Thursday 23 July 2009

Blown away

When the economy gets blustery there are things that just refuse to lay down and die. Small breweries are one of those things. The tree in this picture, up on the common land on the way to the Hesket Newmarket brewery, seems to be another.

I have been buying beer from Hesket Newmarket ever since we came to the pub. They are interesting in that it is a village cooperative brewery. Around 70 people own equal shares in the brewery and this is a part of its success. I decided to drag Ann and Sarah along to see it today. Well, I enjoyed the day out.

Within the last few years the brewery has been bottling beers. Their bottling "plant" is so small it staggers me that it makes commercial sense. But they only supply the small outlets and avoid the pricing demands made of the supermarkets, which apparently show an interest, but at 40-50p a bottle that they are prepared to pay, they do right to reject. Loss leading eh? Screwing the suppliers more like. It makes me wonder how little the supermarkets are paying for the really cheap stuff.

Despite having no large retail distribution the demand for Hesket bottled beer has doubled in the last year. Cask sales are also very healthy, it would seem. So, yet again I can report a strong cask and niche bottle market that is doing very well indeed.

Thanks to Arthur for the samples, although it would be nice to be greeted with more than just "I know that face". He said the same when he saw me at the NWAF.

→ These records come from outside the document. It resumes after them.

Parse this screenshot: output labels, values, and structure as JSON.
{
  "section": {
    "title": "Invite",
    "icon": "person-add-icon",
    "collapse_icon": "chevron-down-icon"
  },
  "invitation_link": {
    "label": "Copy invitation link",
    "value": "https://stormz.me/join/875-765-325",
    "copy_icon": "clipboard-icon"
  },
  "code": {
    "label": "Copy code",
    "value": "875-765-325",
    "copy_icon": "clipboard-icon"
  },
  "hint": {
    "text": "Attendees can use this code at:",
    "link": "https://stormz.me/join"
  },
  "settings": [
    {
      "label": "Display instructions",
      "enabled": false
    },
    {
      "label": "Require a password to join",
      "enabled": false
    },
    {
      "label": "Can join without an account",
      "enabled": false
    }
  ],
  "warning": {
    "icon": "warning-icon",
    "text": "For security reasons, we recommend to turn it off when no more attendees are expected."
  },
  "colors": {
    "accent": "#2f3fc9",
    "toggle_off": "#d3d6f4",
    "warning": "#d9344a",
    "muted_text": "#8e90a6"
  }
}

Doris 4.3% was of course in good form, as was Blencathra 3.2%,we are all still trying to decide on Dead Bunny Mild (No Hops, get it?) but then mild isn't what I normally choose to drink anyway. "All milds taste kinda soapy" says Arthur. Sarah enjoyed the saccharine laden lemonade, fine vintage apparently and matured nicely in Arthur's beer store. Not as nice, it was claimed, as the 10 year old farm made lemonade Arthur found in a hedge, but then he is a self professed bottom feeder. One expects top entertainment from the in-house character.

Sorry, no footnotes today, just a finishing asside about footnotes. I know, some of you don't like them. Tough, it's my blog.


Cooking Lager said...

Tell 'em to build a bigger more efficient brewery, with economies of scale so they can flog there grog for buttons.

Unknown said...

Now why do that and have to compete in a cut throat market when there is good enough demand for what they are doing?

A better option would be to get it brewed under licence, but I suspect they wouldn't want to do that either. Might as well be called Morrissey Fox.

There are plenty of people making mass produced beer. There is no point joining that game.

Rob said...

Its true Dave, I have been hearing allot of similar stories from brewers my way. Record years, best winters in ages and all sorts. These are positive indicators for changes in consumer attitudes, vital blows against (as I call) the dark side of the brewing buisness. The giant monolithic, market domineering brewers of our times bleed slowly like large wounded mammals. Bring them down I say!

Brewers Union Local 180 said...

Does his brewery have a sink?

Alistair Reece said...

I like the idea of a cooperative brewery - really gives a sense of ownership to the product and would encourage brand loyalty.

Unknown said...

Ted - "....heading down the slippery slope of increasing antagonism...."

A sink? As it so happens, I don't recall.....